made by Captain, afterward Commodore, John Paul Jones. This gentleman, in command of a vessel called the Providence, in the summer of 1776, made a foray among the British fishermen, on the Banks of Newfoundland, taking no less than twelve sail, and returning to Newport, in Rhode Island, at the end of his cruise, having made sixteen prizes in all. The Alabama never flew at such small game as this. Although she cruised, as the reader will see a little further on, for some time off these same Banks of Newfoundland, she never deprived a Yankee fisherman of his catch of cod. Jones commanded a regular ship of war, but it was the privateers that were the most numerous and destructive. With reference to this class of vessels, the historian tells us that Most of the Colonies had their respective cruisers at sea or on their own coasts, and the ocean literally began to swarm with privateers from all parts of the country, though New England took the lead in that species of warfare. Robert
ll for him a second time. He took me at my word, had all the sail on his little craft in the twinkling of an eye, and I question whether he stopped this side of Nantucket. My object; in running into the Gulf of Mexico, was to strike a blow at Banks' expedition, which was then fitting out for the invasion of Texas. This gentleman, who had been a prominent Massachusetts politician, but who had no sort of military talent, had risen to the surface with other scum, amid the bubbling and boiling of the Yankee caldron, and was appointed by Honest Abe to subjugate Texas. Banks had mounted a stud-horse, on Boston Common, on militia-review days, before the war, and had had himself lithographed, studhorse, cocked-hat, feathers, and all, and these were credentials not to be despised. I had learned from captured Northern papers, that he was fitting out at Boston and New York, a large expedition, to consist of not less than 30,000 men. A large proportion of this army was to consist of caval
now the 12th of December, and it was time for us to begin to think of running into the Gulf of Mexico, in pursuit of General Banks. Accordingly we put the ship under sail, and ran along down the island of Jamaica to the west end. Hence we stretchek or two here might enable me to pick up one of these treasure steamers, but this would interfere with my designs against Banks, as before remarked, and I forbore. On the 20th of December we made the Mexican province of Yucatan, and, just before fleet of transports, but only five steamers which looked like ships of war. Here was a damper! What could have become of Banks, and his great expedition, and what was this squadron of steam ships-of-war doing here? Presently a shell, thrown by onef this place from the enemy changed the destination of the Banks' expedition. It rendezvoused at New Orleans, whence General Banks, afterward, attempted the invasion of Texas by the valley of the Red River. He was here met by General Dick Taylor,

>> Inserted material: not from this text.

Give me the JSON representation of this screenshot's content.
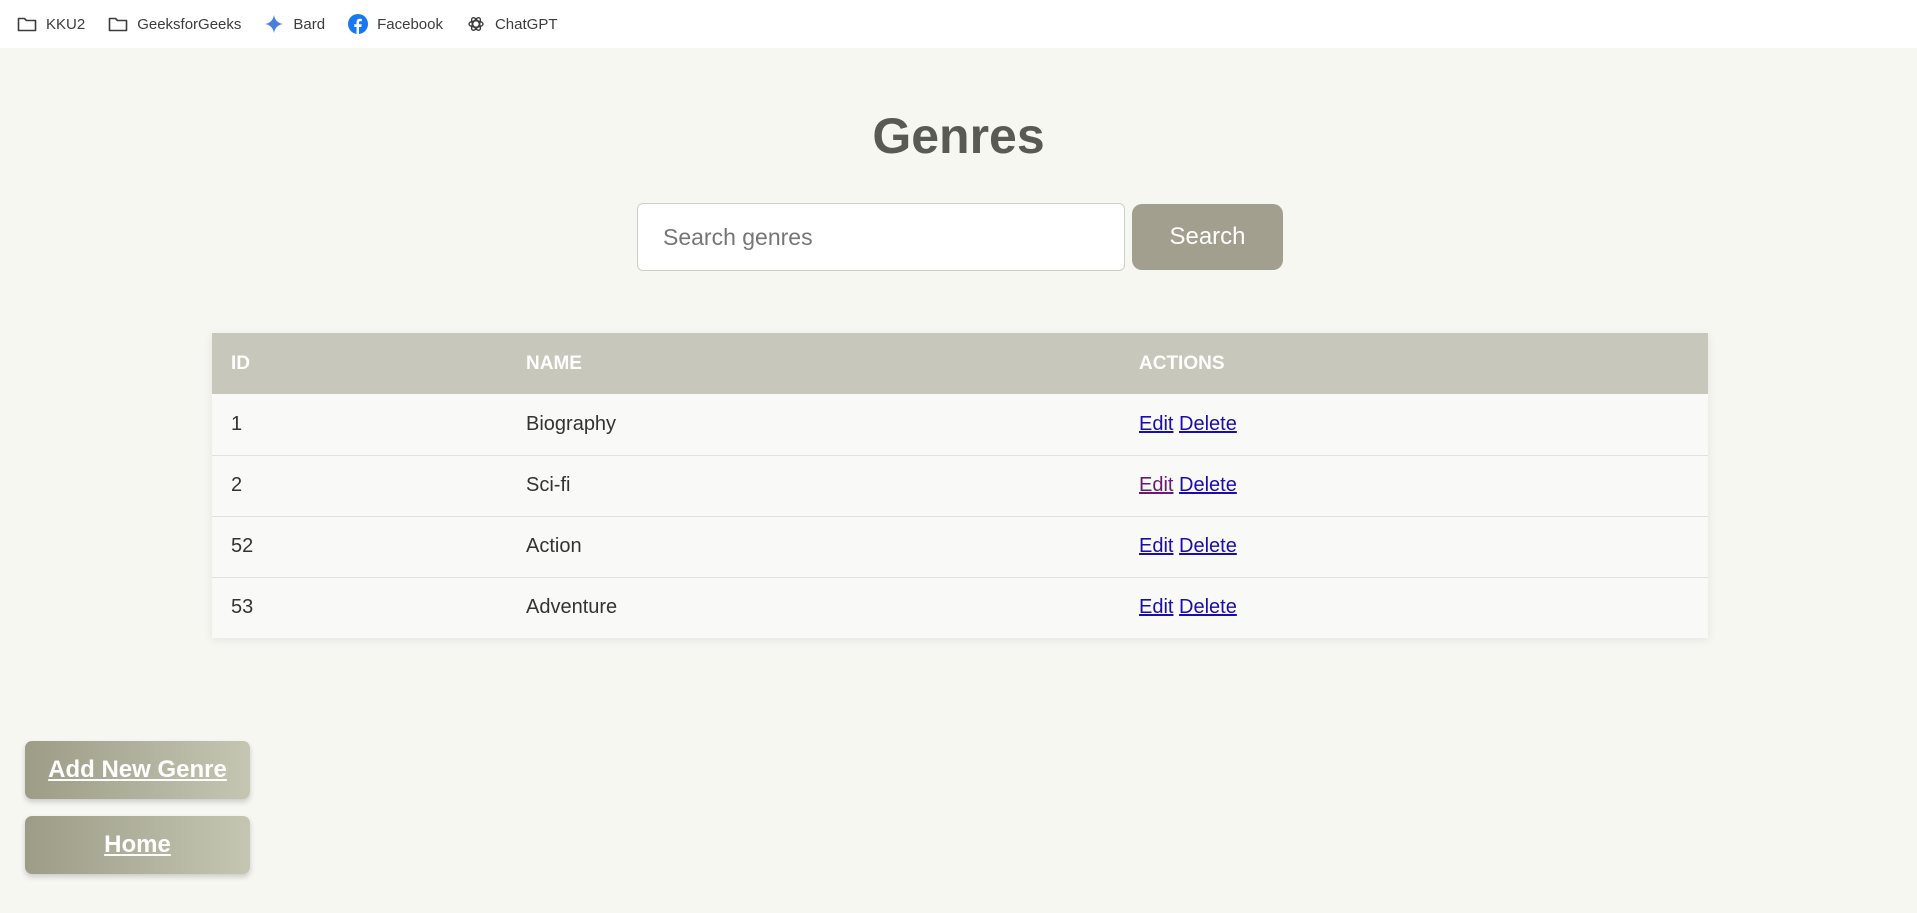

Ohio, and had served throughout the war as a private soldier in the Confederate army. He had been in a good many fights and skirmishes, and was full of anecdote. If he had an antipathy in the world, it was against the Yankee, and nothing gave him half so much pleasure, as to fight his battles o'er again. As I had a journey of four or five days before me—the distance being 140 miles over execrable roads—the fellow was invaluable to me. We passed through several of the localities where General Banks had been so shamefully beaten by General Dick Taylor,—at Mansfield, Pleasant Hill, and Monett's Ferry. The fields were still strewn with the carcasses of animals; a few, unmarked hillocks, here and there, showed where soldiers had been buried; and the rent and torn timber marked the course of the cannon-balls that had carried death to either side. The Vandals, in their retreat, had revenged themselves on the peaceful inhabitants, and every few miles the charred remains of a dwelling to<